Cultural distance is a fascinating concept, which outlines how differences in culture, both in standards and applicability

Respond to two students ado conversation do not grade or critique work.

First response to Timothy

Cultural distance is a fascinating concept, which outlines how differences in culture, both in standards and applicability, can influence how groups act, interact, and succeed or fail. The idea of cultural distance is simple: cultures have values, beliefs, standards, and approaches to the world which are standardized by the culture’s adherence to, and valuation of, these components. When different cultures become intertwined, typically by sharing a society or community, there may be clashes or differences which undercut the ability to act, and interact, in a cohesive and mutually beneficial manner. To this end, cultural distance is a term used to describe not only the gaps between the various components which define communities in relation to one another, but equally, how these gaps influence how these groups act, interact, and mesh together (or not). To address this, I found an article entitled, ‘The Relevance of Cultural Distance between Patients and Physicians to Racial Disparities in Health Care’ (Somnath, 2006). Specifically, this article addresses how healthcare disparities exist between white and minority communities, even when accounting for equal access across racial lines; the research found that because many minority groups, as well as the white group, typically lives and interacts within themselves, and only interact with members of other groups sparsely, that there is limited trust between said parties (Somnath, 2006). At the same time, this limited exposure means that abilities to communicate effectively and build relationships are minimal, meaning that these communities get lesser health care, because they do not trust medical professionals and the professionals have trouble wading through this distrust and conveying messages or instructions (Somnath, 2006). The real-world implications of this outcome are devastating, with minority groups then suffering worse conditions, more often, and also having manageable conditions become unmanageable due to lack of care or help. The researchers concluded their work by noting that more research was needed, but also stating that their work served as a platform for acknowledging the role of cultural distance in creating health disparities, thereby outlining the need to close these gaps and engender better outcomes.
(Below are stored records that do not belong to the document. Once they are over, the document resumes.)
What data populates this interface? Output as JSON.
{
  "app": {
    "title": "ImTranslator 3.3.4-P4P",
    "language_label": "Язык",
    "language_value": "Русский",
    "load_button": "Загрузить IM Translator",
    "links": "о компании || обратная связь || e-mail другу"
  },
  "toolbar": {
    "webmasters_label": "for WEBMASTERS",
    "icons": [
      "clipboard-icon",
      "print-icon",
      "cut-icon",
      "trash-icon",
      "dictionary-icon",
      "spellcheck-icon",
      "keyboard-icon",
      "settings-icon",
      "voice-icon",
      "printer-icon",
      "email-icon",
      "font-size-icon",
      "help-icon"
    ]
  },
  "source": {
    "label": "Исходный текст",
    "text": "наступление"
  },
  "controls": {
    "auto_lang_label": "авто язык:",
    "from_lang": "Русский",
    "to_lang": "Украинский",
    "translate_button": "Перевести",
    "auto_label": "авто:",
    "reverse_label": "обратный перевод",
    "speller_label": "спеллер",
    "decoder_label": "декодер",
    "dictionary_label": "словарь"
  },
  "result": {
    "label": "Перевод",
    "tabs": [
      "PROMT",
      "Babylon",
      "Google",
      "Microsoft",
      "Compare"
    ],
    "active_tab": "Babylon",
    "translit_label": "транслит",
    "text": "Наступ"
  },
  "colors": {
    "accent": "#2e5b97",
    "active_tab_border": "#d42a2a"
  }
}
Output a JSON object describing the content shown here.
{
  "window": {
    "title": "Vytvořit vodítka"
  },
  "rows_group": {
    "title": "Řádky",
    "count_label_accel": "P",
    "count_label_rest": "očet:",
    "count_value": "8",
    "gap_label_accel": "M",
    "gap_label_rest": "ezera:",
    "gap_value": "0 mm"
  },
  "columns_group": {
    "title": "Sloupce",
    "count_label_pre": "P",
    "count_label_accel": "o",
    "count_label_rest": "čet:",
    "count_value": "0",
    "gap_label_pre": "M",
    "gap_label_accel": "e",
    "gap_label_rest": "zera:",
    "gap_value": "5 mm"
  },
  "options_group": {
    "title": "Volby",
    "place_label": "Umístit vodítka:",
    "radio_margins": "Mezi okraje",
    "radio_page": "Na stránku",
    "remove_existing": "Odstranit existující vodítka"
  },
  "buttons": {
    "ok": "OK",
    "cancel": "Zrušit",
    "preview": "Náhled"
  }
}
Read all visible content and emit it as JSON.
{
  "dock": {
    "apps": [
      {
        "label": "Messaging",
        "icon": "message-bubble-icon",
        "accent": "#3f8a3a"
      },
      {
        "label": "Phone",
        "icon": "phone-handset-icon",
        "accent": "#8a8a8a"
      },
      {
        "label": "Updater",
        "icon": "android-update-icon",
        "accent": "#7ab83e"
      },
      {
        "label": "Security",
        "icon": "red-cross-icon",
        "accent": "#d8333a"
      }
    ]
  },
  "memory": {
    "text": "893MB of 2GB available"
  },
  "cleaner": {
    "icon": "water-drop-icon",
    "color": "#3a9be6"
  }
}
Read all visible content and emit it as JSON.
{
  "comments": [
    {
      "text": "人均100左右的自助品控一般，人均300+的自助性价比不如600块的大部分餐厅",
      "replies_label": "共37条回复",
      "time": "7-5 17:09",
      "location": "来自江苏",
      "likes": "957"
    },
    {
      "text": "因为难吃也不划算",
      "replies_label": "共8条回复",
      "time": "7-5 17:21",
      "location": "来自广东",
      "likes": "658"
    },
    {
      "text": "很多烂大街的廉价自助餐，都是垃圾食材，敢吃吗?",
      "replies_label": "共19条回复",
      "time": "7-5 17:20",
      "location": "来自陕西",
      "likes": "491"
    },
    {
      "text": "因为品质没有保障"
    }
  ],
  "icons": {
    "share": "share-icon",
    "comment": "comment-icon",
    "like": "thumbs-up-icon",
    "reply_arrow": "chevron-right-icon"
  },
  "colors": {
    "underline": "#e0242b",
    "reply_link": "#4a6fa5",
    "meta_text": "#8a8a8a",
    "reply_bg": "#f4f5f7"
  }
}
Somnath, S. (2006). The Relevance of Cultural Distance between Patients and Physicians to Racial Disparities in Health Care. Journal of General Internal Medicine. Retrieved from https://www.ncbi.nlm.nih.gov/pmc/articles/PMC1484660/ (Links to an external site.)Links to an external site.

Second Response to Katrina

Topic 3: Review the Meriden Public Schools: Courageous Leadership and Innovation in Action. Please examine this case from a change leadership perspective. How did the superintendent approach this change? How did he gain buy-in and support? Can this approach be replicated nationwide? Why or why not?

The superintendent suggests in the case video that running public schools traditionally does not lead to any innovation or change. Moreover, he states that any innovation which does not lead to a successful change should be ceased so that another option can be attempted (Edutopia, 2017).

He gained buy-in and support by including the students in the decision making process by process of collaboration (Edutopia, 2017). This approach can definitely be replicated nationwide, if not should be implemented world-wide. Bringing students into the process of innovation and change will make them more willing to comply with any new rules, regulations or procedures. Being listened to and knowing that teachers are taking your view into account makes for a more respectful classroom atmosphere. This is a situation which should be encouraged across the globe.

One other change which the superintendent talks about is the extension of the students’ days while shortening, or making more flexible, the teachers’ days (Edutopia, 2017). It is important that children have a fully-rounded education and that school days do not finish earlier than they should because teachers are mentally exhausted. Allowing teachers to have shorter days so that another can take over is something which should be considered nationwide. Although the children’s days end at the school bell, the teachers have hours more of work to complete. This type of change is sure to gain the support of teachers and parents alike.

References

Edutopia (2017). Meriden Public Schools: Courageous Leadership and Innovation in Action. Retrieved from http://fod.infobase.com.portal.lib.fit.edu/p_ViewVideo.aspx?contentID=2K6194mhOds&channel=Edutopia&chnID=9 (Links to an external site.)Links to an external site.